• Prompt
Nothing in the entries may change when you repeat them, and no images may appear.
· · · · · · ·
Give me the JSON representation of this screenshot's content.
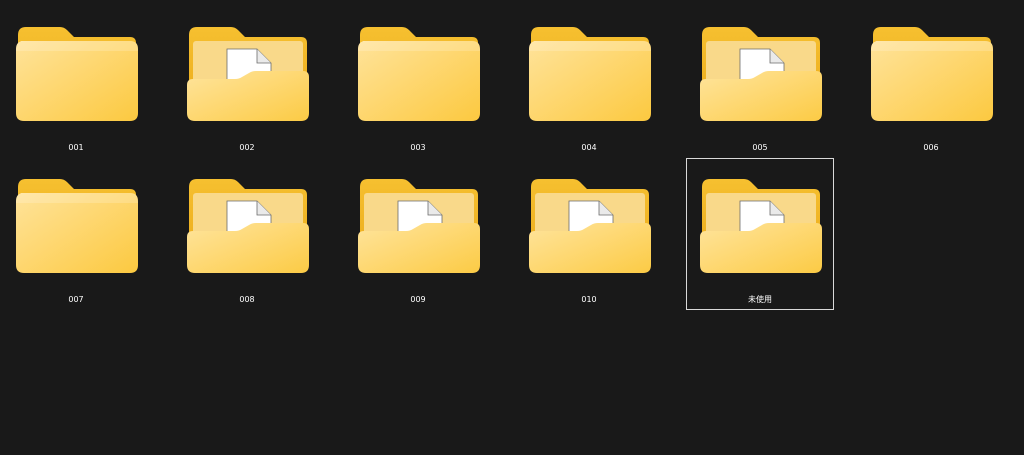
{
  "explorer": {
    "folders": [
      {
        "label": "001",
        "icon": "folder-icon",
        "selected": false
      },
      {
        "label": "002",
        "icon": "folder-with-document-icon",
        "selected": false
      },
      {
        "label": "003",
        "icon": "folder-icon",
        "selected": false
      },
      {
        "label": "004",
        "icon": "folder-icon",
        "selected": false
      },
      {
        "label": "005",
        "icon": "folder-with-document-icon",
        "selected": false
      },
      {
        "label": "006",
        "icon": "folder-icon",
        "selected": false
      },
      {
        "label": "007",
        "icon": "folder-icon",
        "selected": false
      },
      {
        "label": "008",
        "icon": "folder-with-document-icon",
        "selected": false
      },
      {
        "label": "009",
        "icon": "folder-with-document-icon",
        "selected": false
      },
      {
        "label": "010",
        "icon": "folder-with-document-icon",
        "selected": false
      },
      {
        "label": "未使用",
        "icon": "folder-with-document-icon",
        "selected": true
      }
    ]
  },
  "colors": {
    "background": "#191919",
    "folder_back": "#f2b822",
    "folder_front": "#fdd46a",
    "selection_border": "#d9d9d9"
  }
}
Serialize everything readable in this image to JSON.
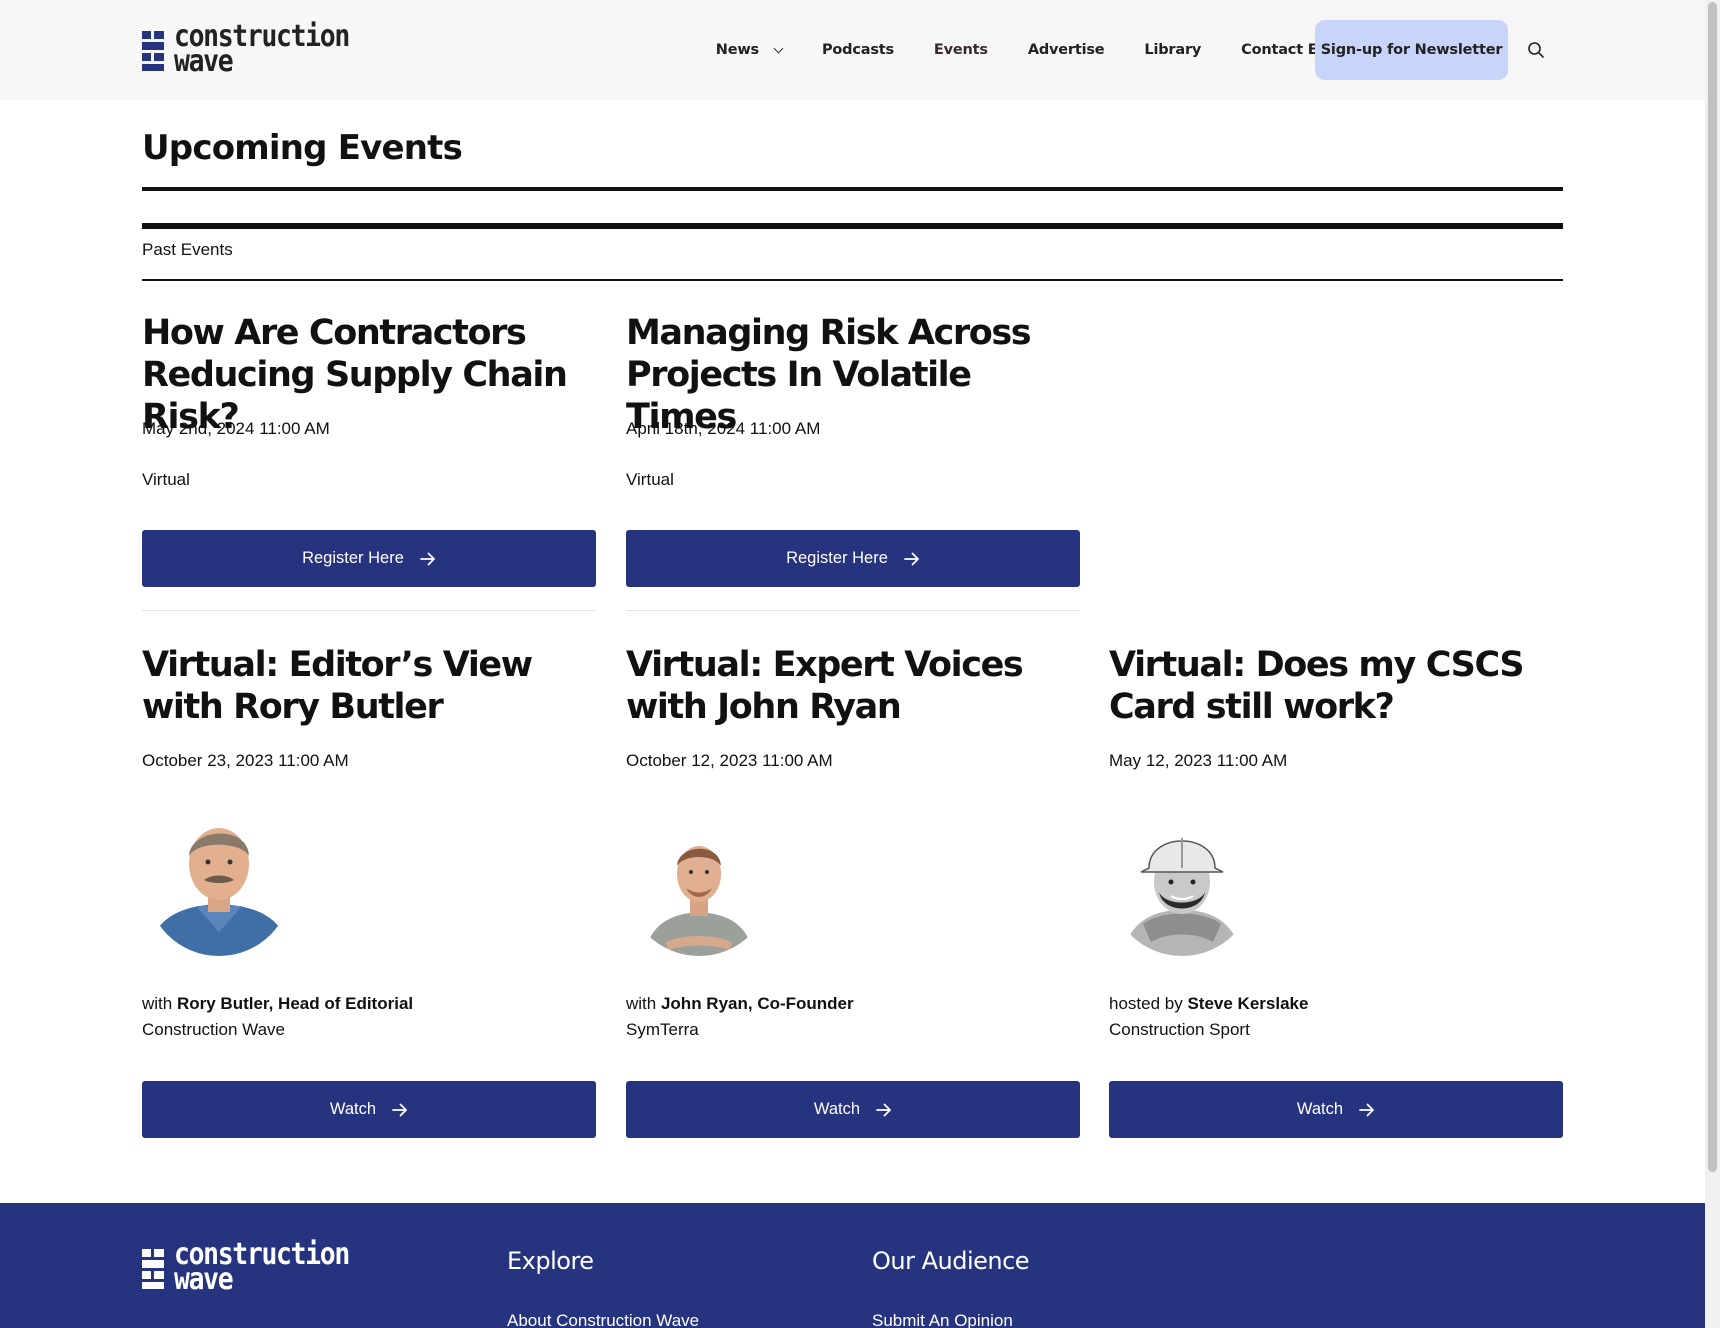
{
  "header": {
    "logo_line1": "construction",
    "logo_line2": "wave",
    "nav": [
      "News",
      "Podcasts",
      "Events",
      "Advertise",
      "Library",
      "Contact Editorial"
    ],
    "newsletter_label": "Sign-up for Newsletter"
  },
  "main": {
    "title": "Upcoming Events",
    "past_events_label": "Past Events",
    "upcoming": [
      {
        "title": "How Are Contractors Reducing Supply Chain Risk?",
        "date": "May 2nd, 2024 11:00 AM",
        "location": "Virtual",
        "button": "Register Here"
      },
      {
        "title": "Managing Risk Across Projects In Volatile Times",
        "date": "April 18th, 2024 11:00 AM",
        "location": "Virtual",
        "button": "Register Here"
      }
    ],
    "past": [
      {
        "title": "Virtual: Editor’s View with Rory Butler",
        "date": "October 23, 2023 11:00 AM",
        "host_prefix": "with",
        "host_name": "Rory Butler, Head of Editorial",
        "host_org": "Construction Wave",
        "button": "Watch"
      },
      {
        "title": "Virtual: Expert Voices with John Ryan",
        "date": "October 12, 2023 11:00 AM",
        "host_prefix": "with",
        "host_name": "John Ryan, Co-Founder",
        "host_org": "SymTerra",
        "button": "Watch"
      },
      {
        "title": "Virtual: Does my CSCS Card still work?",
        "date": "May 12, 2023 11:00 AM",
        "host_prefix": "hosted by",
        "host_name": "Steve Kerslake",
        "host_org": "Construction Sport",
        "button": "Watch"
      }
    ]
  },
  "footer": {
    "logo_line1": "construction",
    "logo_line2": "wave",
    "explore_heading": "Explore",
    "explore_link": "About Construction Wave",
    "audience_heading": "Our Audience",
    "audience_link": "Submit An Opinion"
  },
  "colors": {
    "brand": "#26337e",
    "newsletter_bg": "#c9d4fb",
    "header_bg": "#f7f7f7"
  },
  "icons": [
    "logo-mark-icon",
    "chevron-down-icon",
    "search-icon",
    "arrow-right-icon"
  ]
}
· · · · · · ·
• Exercise response
Give me the JSON representation of this screenshot's content.
{
  "explorer": {
    "folders": [
      {
        "label": "001",
        "icon": "folder-icon",
        "selected": false
      },
      {
        "label": "002",
        "icon": "folder-with-document-icon",
        "selected": false
      },
      {
        "label": "003",
        "icon": "folder-icon",
        "selected": false
      },
      {
        "label": "004",
        "icon": "folder-icon",
        "selected": false
      },
      {
        "label": "005",
        "icon": "folder-with-document-icon",
        "selected": false
      },
      {
        "label": "006",
        "icon": "folder-icon",
        "selected": false
      },
      {
        "label": "007",
        "icon": "folder-icon",
        "selected": false
      },
      {
        "label": "008",
        "icon": "folder-with-document-icon",
        "selected": false
      },
      {
        "label": "009",
        "icon": "folder-with-document-icon",
        "selected": false
      },
      {
        "label": "010",
        "icon": "folder-with-document-icon",
        "selected": false
      },
      {
        "label": "未使用",
        "icon": "folder-with-document-icon",
        "selected": true
      }
    ]
  },
  "colors": {
    "background": "#191919",
    "folder_back": "#f2b822",
    "folder_front": "#fdd46a",
    "selection_border": "#d9d9d9"
  }
}
Serialize everything readable in this image to JSON.
{
  "header": {
    "logo_line1": "construction",
    "logo_line2": "wave",
    "nav": [
      "News",
      "Podcasts",
      "Events",
      "Advertise",
      "Library",
      "Contact Editorial"
    ],
    "newsletter_label": "Sign-up for Newsletter"
  },
  "main": {
    "title": "Upcoming Events",
    "past_events_label": "Past Events",
    "upcoming": [
      {
        "title": "How Are Contractors Reducing Supply Chain Risk?",
        "date": "May 2nd, 2024 11:00 AM",
        "location": "Virtual",
        "button": "Register Here"
      },
      {
        "title": "Managing Risk Across Projects In Volatile Times",
        "date": "April 18th, 2024 11:00 AM",
        "location": "Virtual",
        "button": "Register Here"
      }
    ],
    "past": [
      {
        "title": "Virtual: Editor’s View with Rory Butler",
        "date": "October 23, 2023 11:00 AM",
        "host_prefix": "with",
        "host_name": "Rory Butler, Head of Editorial",
        "host_org": "Construction Wave",
        "button": "Watch"
      },
      {
        "title": "Virtual: Expert Voices with John Ryan",
        "date": "October 12, 2023 11:00 AM",
        "host_prefix": "with",
        "host_name": "John Ryan, Co-Founder",
        "host_org": "SymTerra",
        "button": "Watch"
      },
      {
        "title": "Virtual: Does my CSCS Card still work?",
        "date": "May 12, 2023 11:00 AM",
        "host_prefix": "hosted by",
        "host_name": "Steve Kerslake",
        "host_org": "Construction Sport",
        "button": "Watch"
      }
    ]
  },
  "footer": {
    "logo_line1": "construction",
    "logo_line2": "wave",
    "explore_heading": "Explore",
    "explore_link": "About Construction Wave",
    "audience_heading": "Our Audience",
    "audience_link": "Submit An Opinion"
  },
  "colors": {
    "brand": "#26337e",
    "newsletter_bg": "#c9d4fb",
    "header_bg": "#f7f7f7"
  },
  "icons": [
    "logo-mark-icon",
    "chevron-down-icon",
    "search-icon",
    "arrow-right-icon"
  ]
}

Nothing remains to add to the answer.